I've been Playing Golf for: 20 years off and on My current handicap index or average score is: 10 My typical ball flight is: straight/draw The shot I hate or the "miss" I'm trying to reduce/eliminate is: pull draw I just signed up for evolvr. I'm hoping to use this thread as place to document my progress. Videos:
New member and Beginner golfer looking for some help! I recently changed my swing by bowing my wrist from a early position and I can finally swing slightly more consistent contact but it’s still hard for me to be accurate. Any input would be great. Thanks! I've been Playing Golf for: 1 year My current handicap index or average score is: N/A My typical ball flight is: slice The shot I hate or the "miss" I'm trying to reduce/eliminate is: fat and thin shots Videos:

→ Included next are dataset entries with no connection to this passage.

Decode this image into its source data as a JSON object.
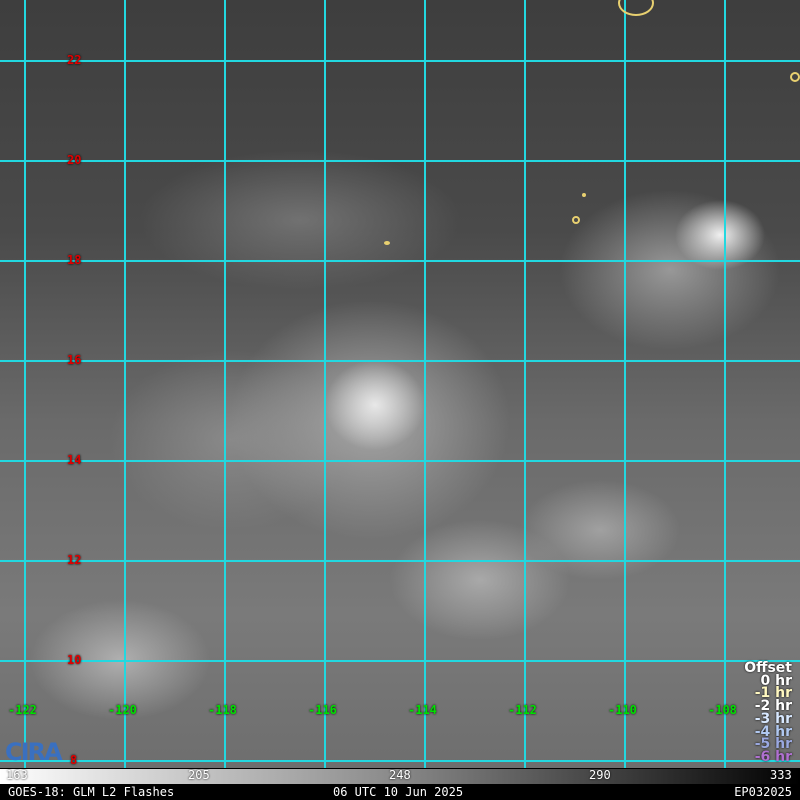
{
  "map": {
    "lat_labels": [
      "22",
      "20",
      "18",
      "16",
      "14",
      "12",
      "10",
      "8"
    ],
    "lon_labels": [
      "-122",
      "-120",
      "-118",
      "-116",
      "-114",
      "-112",
      "-110",
      "-108"
    ],
    "grid_color": "#22d8e0"
  },
  "offset": {
    "title": "Offset",
    "items": [
      {
        "label": "0 hr",
        "color": "#ffffff"
      },
      {
        "label": "-1 hr",
        "color": "#fff8c0"
      },
      {
        "label": "-2 hr",
        "color": "#ffffff"
      },
      {
        "label": "-3 hr",
        "color": "#d8e8ff"
      },
      {
        "label": "-4 hr",
        "color": "#b0c8f0"
      },
      {
        "label": "-5 hr",
        "color": "#9aa8e0"
      },
      {
        "label": "-6 hr",
        "color": "#b070d0"
      }
    ]
  },
  "logo": "CIRA",
  "colorbar": {
    "ticks": [
      "163",
      "205",
      "248",
      "290",
      "333"
    ]
  },
  "footer": {
    "left": "GOES-18: GLM L2 Flashes",
    "center": "06 UTC 10 Jun 2025",
    "right": "EP032025"
  }
}
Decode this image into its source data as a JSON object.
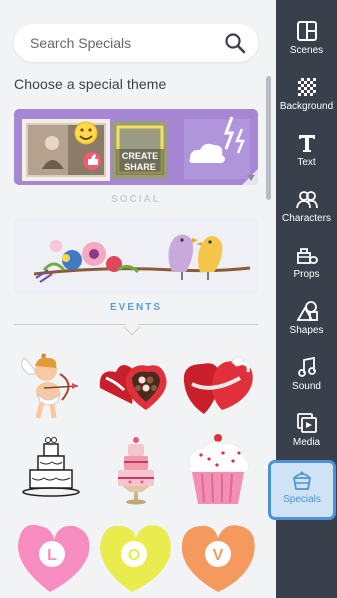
{
  "search": {
    "placeholder": "Search Specials"
  },
  "heading": "Choose a special theme",
  "themes": [
    {
      "label": "SOCIAL"
    },
    {
      "label": "EVENTS"
    }
  ],
  "social_card": {
    "tile_text_1": "CREATE",
    "tile_text_2": "SHARE"
  },
  "grid_items": [
    "cupid-icon",
    "chocolate-box-icon",
    "heart-gift-box-icon",
    "wedding-cake-outline-icon",
    "wedding-cake-icon",
    "cupcake-icon",
    "heart-candy-l-icon",
    "heart-candy-o-icon",
    "heart-candy-v-icon"
  ],
  "heart_letters": [
    "L",
    "O",
    "V"
  ],
  "sidebar": {
    "items": [
      {
        "label": "Scenes",
        "icon": "scenes-icon"
      },
      {
        "label": "Background",
        "icon": "background-icon"
      },
      {
        "label": "Text",
        "icon": "text-icon"
      },
      {
        "label": "Characters",
        "icon": "characters-icon"
      },
      {
        "label": "Props",
        "icon": "props-icon"
      },
      {
        "label": "Shapes",
        "icon": "shapes-icon"
      },
      {
        "label": "Sound",
        "icon": "sound-icon"
      },
      {
        "label": "Media",
        "icon": "media-icon"
      },
      {
        "label": "Specials",
        "icon": "specials-icon"
      }
    ],
    "active": "Specials"
  },
  "colors": {
    "panel_bg": "#f2f3f5",
    "sidebar_bg": "#3a3f4c",
    "accent": "#4b93d6",
    "social_card_bg": "#a786d4"
  }
}
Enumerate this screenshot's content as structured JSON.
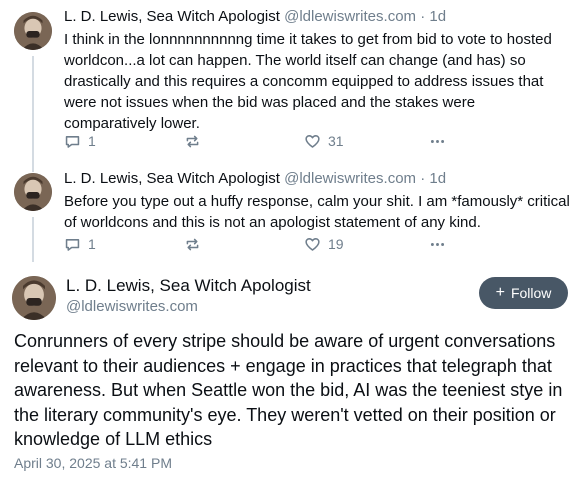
{
  "thread": [
    {
      "display_name": "L. D. Lewis, Sea Witch Apologist",
      "handle": "@ldlewiswrites.com",
      "separator": "·",
      "time": "1d",
      "text": "I think in the lonnnnnnnnnng time it takes to get from bid to vote to hosted worldcon...a lot can happen. The world itself can change (and has) so drastically and this requires a concomm equipped to address issues that were not issues when the bid was placed and the stakes were comparatively lower.",
      "reply_count": "1",
      "like_count": "31"
    },
    {
      "display_name": "L. D. Lewis, Sea Witch Apologist",
      "handle": "@ldlewiswrites.com",
      "separator": "·",
      "time": "1d",
      "text": "Before you type out a huffy response, calm your shit. I am *famously* critical of worldcons and this is not an apologist statement of any kind.",
      "reply_count": "1",
      "like_count": "19"
    }
  ],
  "main_post": {
    "display_name": "L. D. Lewis, Sea Witch Apologist",
    "handle": "@ldlewiswrites.com",
    "follow_label": "Follow",
    "follow_icon": "+",
    "text": "Conrunners of every stripe should be aware of urgent conversations relevant to their audiences + engage in practices that telegraph that awareness. But when Seattle won the bid, AI was the teeniest stye in the literary community's eye. They weren't vetted on their position or knowledge of LLM ethics",
    "timestamp": "April 30, 2025 at 5:41 PM"
  },
  "icons": {
    "reply": "speech-bubble-icon",
    "repost": "repost-arrows-icon",
    "like": "heart-icon",
    "more": "ellipsis-icon"
  },
  "colors": {
    "text": "#0b0f14",
    "muted": "#6f7e8c",
    "follow_bg": "#485766",
    "thread_line": "#d4dbe2"
  }
}
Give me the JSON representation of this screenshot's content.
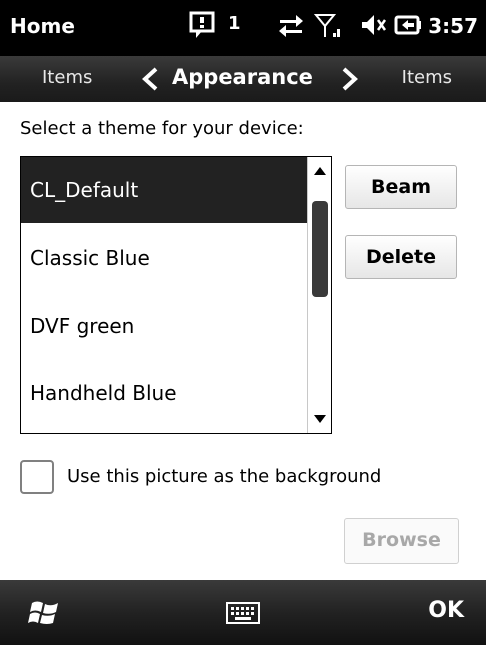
{
  "status": {
    "title": "Home",
    "notification_count": "1",
    "time": "3:57",
    "icons": [
      "notification-icon",
      "data-connection-icon",
      "signal-icon",
      "volume-muted-icon",
      "battery-charging-icon"
    ]
  },
  "tabs": {
    "left": "Items",
    "current": "Appearance",
    "right": "Items"
  },
  "main": {
    "prompt": "Select a theme for your device:",
    "themes": [
      "CL_Default",
      "Classic Blue",
      "DVF green",
      "Handheld Blue"
    ],
    "selected_index": 0,
    "buttons": {
      "beam": "Beam",
      "delete": "Delete",
      "browse": "Browse"
    },
    "background_checkbox": {
      "label": "Use this picture as the background",
      "checked": false
    }
  },
  "softkeys": {
    "right": "OK"
  },
  "colors": {
    "selected_bg": "#222222",
    "bar_bg": "#1a1a1a",
    "disabled_text": "#a8a8a8"
  }
}
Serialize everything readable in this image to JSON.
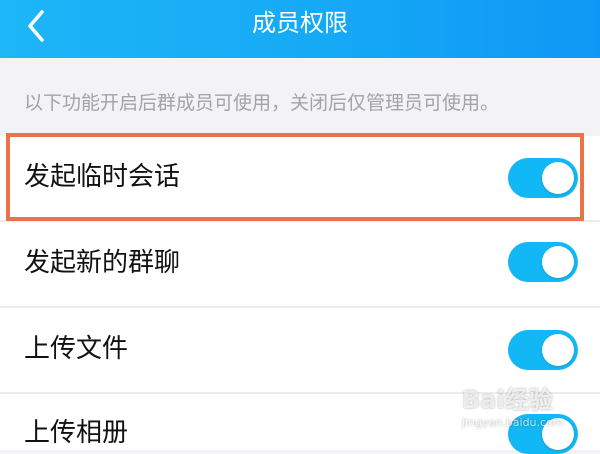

I've been Playing Golf for: 3 years My current handicap index or average score is: 9 My typical ball flight is: low The shot I hate or the "miss" trying to reduce/eliminate is: low hook. I've been struggling with low ball flight. I tend to draw the ball, not cut. Feels like I am hitting the toe of the club. Any suggestions for my swing would be GREATLY appreciated! Thank you!